Software content dealer Digital River showed retailers the newest version of its software download technology and voiced its interest in attracting regional retailers that have long since abandoned the software category due to shelf space issues.

Digital River’s newest download technology, displayed at RetailVision, places the entire transaction onto the retailer’s online store, said Greg Wilkes, VP, channel partners. This allows the retailer to book the entire transaction price, while Digital River is paid a commission. In the past a person electronically buying and downloading a software title was transferred to Digital’s site for the transaction phase and the retailer was paid a commission.

Wilkes said the new system is far less confusing to the consumer because there is only one Web site to deal with.

Digital River, which represents about 30,000 titles and acts as the download center for most national computer and office superstore retailers, believes its next area of expansion will be regional retailers.

Wilkes said many have dropped out of the software business to rid themselves of the hassle of dealing with thousands of boxes, which also took up to much floor space. But electronically downloaded software eliminates both of these issues so regional retailers can get back into the business minus the hassles, he said.

“All of the SG&A costs are gone with downloadable software,” Wilkes said.

The huge strides in home penetration that broadband Internet access has made in the past two years is another reason Wilkes is optimistic that more retailers will jump onto the electronic download bandwagon. Since most titles are at the very least 30MB or 40MB in size, acquiring them through a dial-up modem is impractical. These new broadband users should help boost the share electronically downloaded software sales represent in the category from the low single digits to the high single or low double-digit area in the next 12 months, Wilkes said.
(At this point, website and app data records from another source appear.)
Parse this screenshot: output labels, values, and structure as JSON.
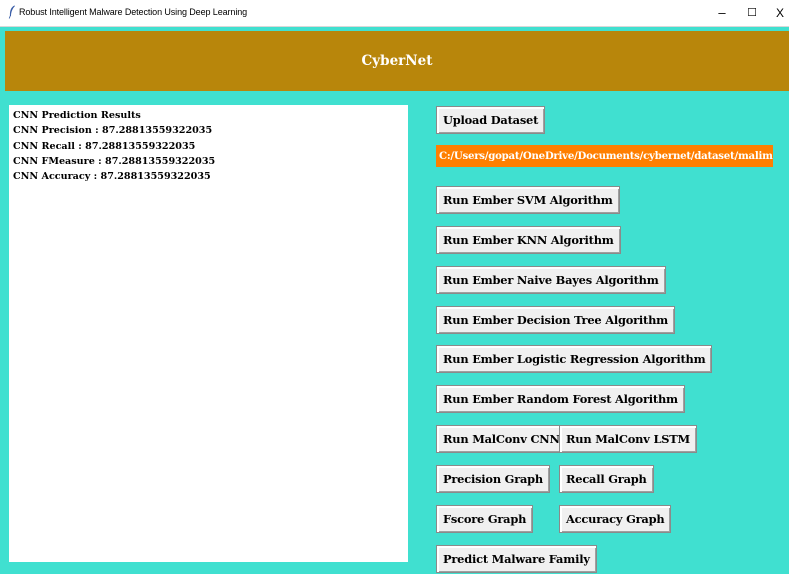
{
  "window": {
    "title": "Robust Intelligent Malware Detection Using Deep Learning",
    "minimize_glyph": "–",
    "maximize_glyph": "☐",
    "close_glyph": "X"
  },
  "header": {
    "title": "CyberNet"
  },
  "results": {
    "lines": [
      "CNN Prediction Results",
      "CNN Precision : 87.28813559322035",
      "CNN Recall : 87.28813559322035",
      "CNN FMeasure : 87.28813559322035",
      "CNN Accuracy : 87.28813559322035"
    ]
  },
  "controls": {
    "upload_dataset": "Upload  Dataset",
    "dataset_path": "C:/Users/gopat/OneDrive/Documents/cybernet/dataset/malimg.npz",
    "run_svm": "Run Ember SVM Algorithm",
    "run_knn": "Run Ember KNN Algorithm",
    "run_naive_bayes": "Run Ember Naive Bayes Algorithm",
    "run_decision_tree": "Run Ember Decision Tree Algorithm",
    "run_logistic_regression": "Run Ember Logistic Regression Algorithm",
    "run_random_forest": "Run Ember Random Forest Algorithm",
    "run_malconv_cnn": "Run MalConv CNN",
    "run_malconv_lstm": "Run MalConv LSTM",
    "precision_graph": "Precision Graph",
    "recall_graph": "Recall Graph",
    "fscore_graph": "Fscore Graph",
    "accuracy_graph": "Accuracy Graph",
    "predict_family": "Predict Malware Family"
  },
  "colors": {
    "background": "#40e0d0",
    "header_bg": "#b8860b",
    "path_bg": "#ff7f00"
  }
}
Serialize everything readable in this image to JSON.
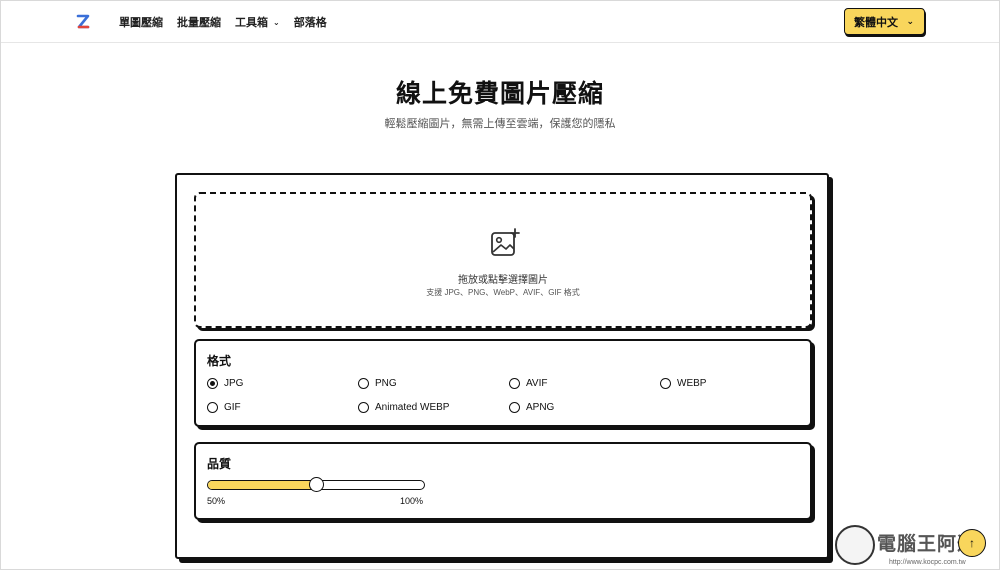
{
  "header": {
    "nav": [
      {
        "label": "單圖壓縮"
      },
      {
        "label": "批量壓縮"
      },
      {
        "label": "工具箱",
        "has_dropdown": true
      },
      {
        "label": "部落格"
      }
    ],
    "language_button": "繁體中文"
  },
  "hero": {
    "title": "線上免費圖片壓縮",
    "subtitle": "輕鬆壓縮圖片，無需上傳至雲端，保護您的隱私"
  },
  "dropzone": {
    "main_text": "拖放或點擊選擇圖片",
    "sub_text": "支援 JPG、PNG、WebP、AVIF、GIF 格式"
  },
  "format": {
    "title": "格式",
    "selected": "JPG",
    "options": [
      "JPG",
      "PNG",
      "AVIF",
      "WEBP",
      "GIF",
      "Animated WEBP",
      "APNG"
    ]
  },
  "quality": {
    "title": "品質",
    "value": 50,
    "min_label": "50%",
    "max_label": "100%"
  },
  "watermark": {
    "text": "電腦王阿達",
    "url": "http://www.kocpc.com.tw"
  },
  "colors": {
    "accent": "#f9d65c",
    "border": "#111111"
  }
}
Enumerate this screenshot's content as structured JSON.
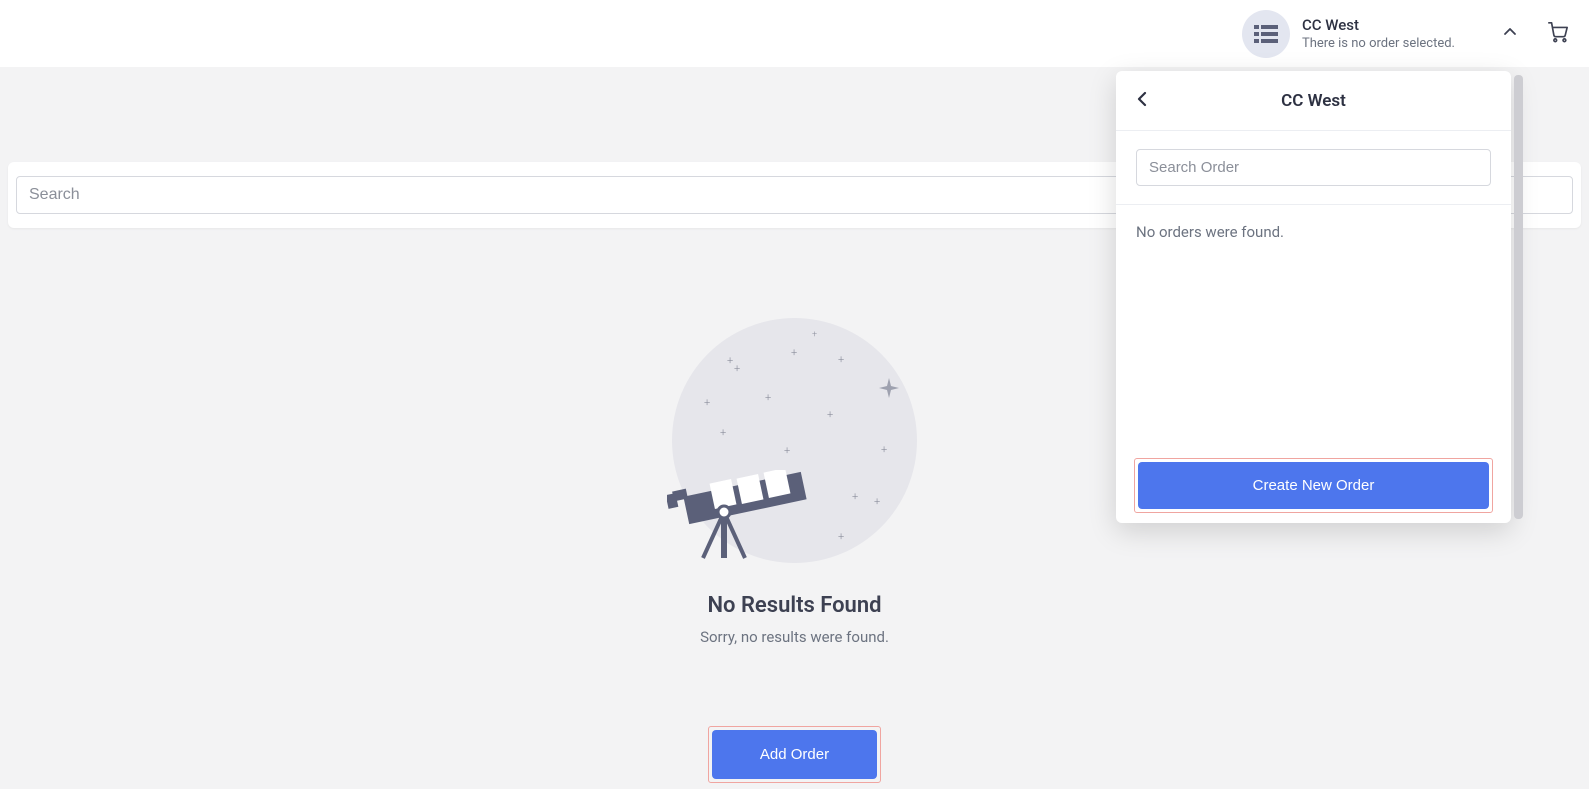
{
  "header": {
    "account_name": "CC West",
    "account_subtitle": "There is no order selected."
  },
  "main": {
    "search_placeholder": "Search",
    "empty_title": "No Results Found",
    "empty_subtitle": "Sorry, no results were found.",
    "add_order_label": "Add Order"
  },
  "dropdown": {
    "title": "CC West",
    "search_placeholder": "Search Order",
    "no_orders_text": "No orders were found.",
    "create_order_label": "Create New Order"
  }
}
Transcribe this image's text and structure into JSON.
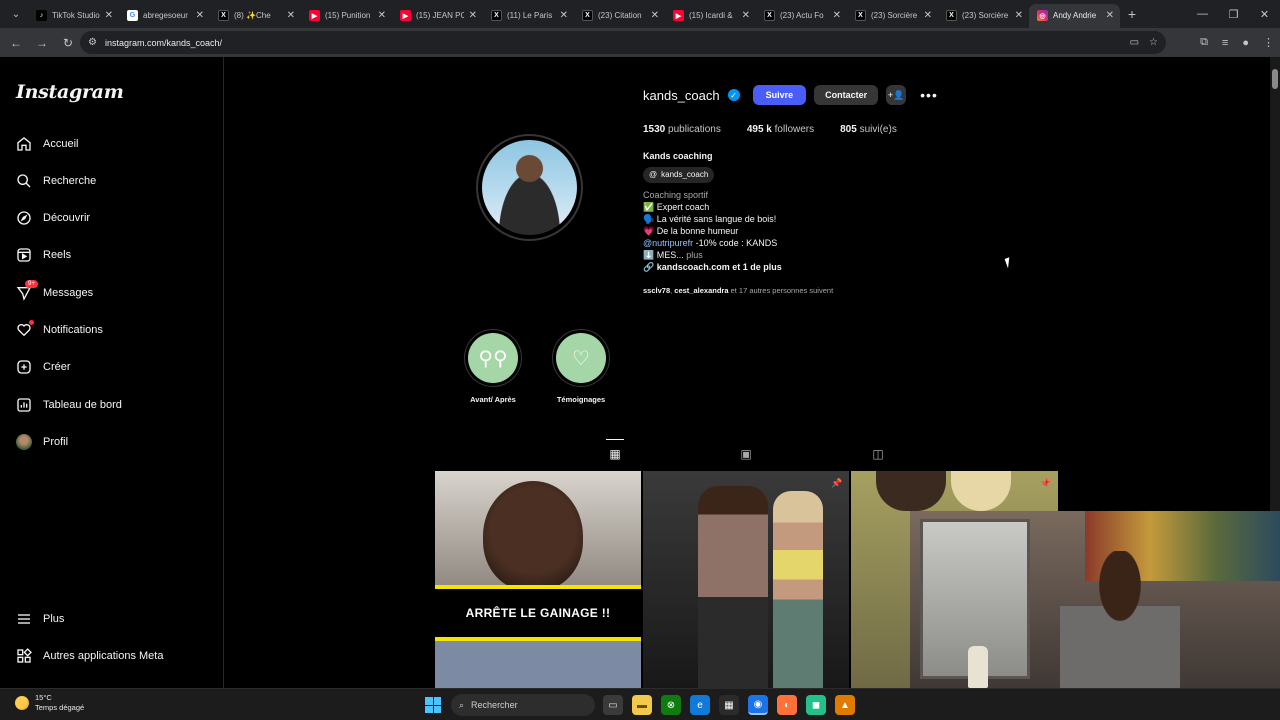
{
  "browser": {
    "tabs": [
      {
        "label": "TikTok Studio",
        "favicon_color": "#000000",
        "icon": "tiktok-icon"
      },
      {
        "label": "abregesoeur",
        "favicon_color": "#4285f4",
        "icon": "google-icon"
      },
      {
        "label": "(8) ✨Che",
        "favicon_color": "#000000",
        "icon": "x-icon"
      },
      {
        "label": "(15) Punition",
        "favicon_color": "#ff0033",
        "icon": "youtube-icon"
      },
      {
        "label": "(15) JEAN PC",
        "favicon_color": "#ff0033",
        "icon": "youtube-icon"
      },
      {
        "label": "(11) Le Paris",
        "favicon_color": "#000000",
        "icon": "x-icon"
      },
      {
        "label": "(23) Citation",
        "favicon_color": "#000000",
        "icon": "x-icon"
      },
      {
        "label": "(15) Icardi &",
        "favicon_color": "#ff0033",
        "icon": "youtube-icon"
      },
      {
        "label": "(23) Actu Fo",
        "favicon_color": "#000000",
        "icon": "x-icon"
      },
      {
        "label": "(23) Sorcière",
        "favicon_color": "#000000",
        "icon": "x-icon"
      },
      {
        "label": "(23) Sorcière",
        "favicon_color": "#000000",
        "icon": "x-icon"
      },
      {
        "label": "Andy Andrie",
        "favicon_color": "#e1306c",
        "icon": "instagram-icon",
        "active": true
      }
    ],
    "url": "instagram.com/kands_coach/"
  },
  "sidebar": {
    "logo": "Instagram",
    "items": [
      {
        "label": "Accueil",
        "icon": "home-icon"
      },
      {
        "label": "Recherche",
        "icon": "search-icon"
      },
      {
        "label": "Découvrir",
        "icon": "compass-icon"
      },
      {
        "label": "Reels",
        "icon": "reels-icon"
      },
      {
        "label": "Messages",
        "icon": "messenger-icon",
        "badge": "9+"
      },
      {
        "label": "Notifications",
        "icon": "heart-icon"
      },
      {
        "label": "Créer",
        "icon": "plus-square-icon"
      },
      {
        "label": "Tableau de bord",
        "icon": "dashboard-icon"
      },
      {
        "label": "Profil",
        "icon": "avatar"
      }
    ],
    "bottom": [
      {
        "label": "Plus",
        "icon": "menu-icon"
      },
      {
        "label": "Autres applications Meta",
        "icon": "meta-apps-icon"
      }
    ]
  },
  "profile": {
    "username": "kands_coach",
    "follow_label": "Suivre",
    "contact_label": "Contacter",
    "stats": {
      "posts_count": "1530",
      "posts_label": "publications",
      "followers_count": "495 k",
      "followers_label": "followers",
      "following_count": "805",
      "following_label": "suivi(e)s"
    },
    "display_name": "Kands coaching",
    "threads_handle": "kands_coach",
    "category": "Coaching sportif",
    "bio_lines": [
      "✅ Expert coach",
      "🗣️ La vérité sans langue de bois!",
      "💗 De la bonne humeur"
    ],
    "mention": "@nutripurefr",
    "mention_rest": " -10% code : KANDS",
    "mes_line": "⬇️ MES...",
    "more_label": " plus",
    "link": "kandscoach.com et 1 de plus",
    "followed_by_1": "ssclv78",
    "followed_by_2": "cest_alexandra",
    "followed_by_rest": " et 17 autres personnes suivent"
  },
  "highlights": [
    {
      "label": "Avant/ Après",
      "icon": "before-after-icon"
    },
    {
      "label": "Témoignages",
      "icon": "chat-heart-icon"
    }
  ],
  "posts": [
    {
      "overlay_text": "ARRÊTE LE GAINAGE !!"
    }
  ],
  "taskbar": {
    "temperature": "15°C",
    "weather": "Temps dégagé",
    "search_placeholder": "Rechercher"
  },
  "colors": {
    "follow_button": "#4a5df9",
    "verified": "#0095f6",
    "badge": "#ff3040",
    "highlight_bg": "#a5d6a7",
    "banner_yellow": "#f5e400"
  }
}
This should translate to a sales total of about $3 billion by 2005, or twice its current level.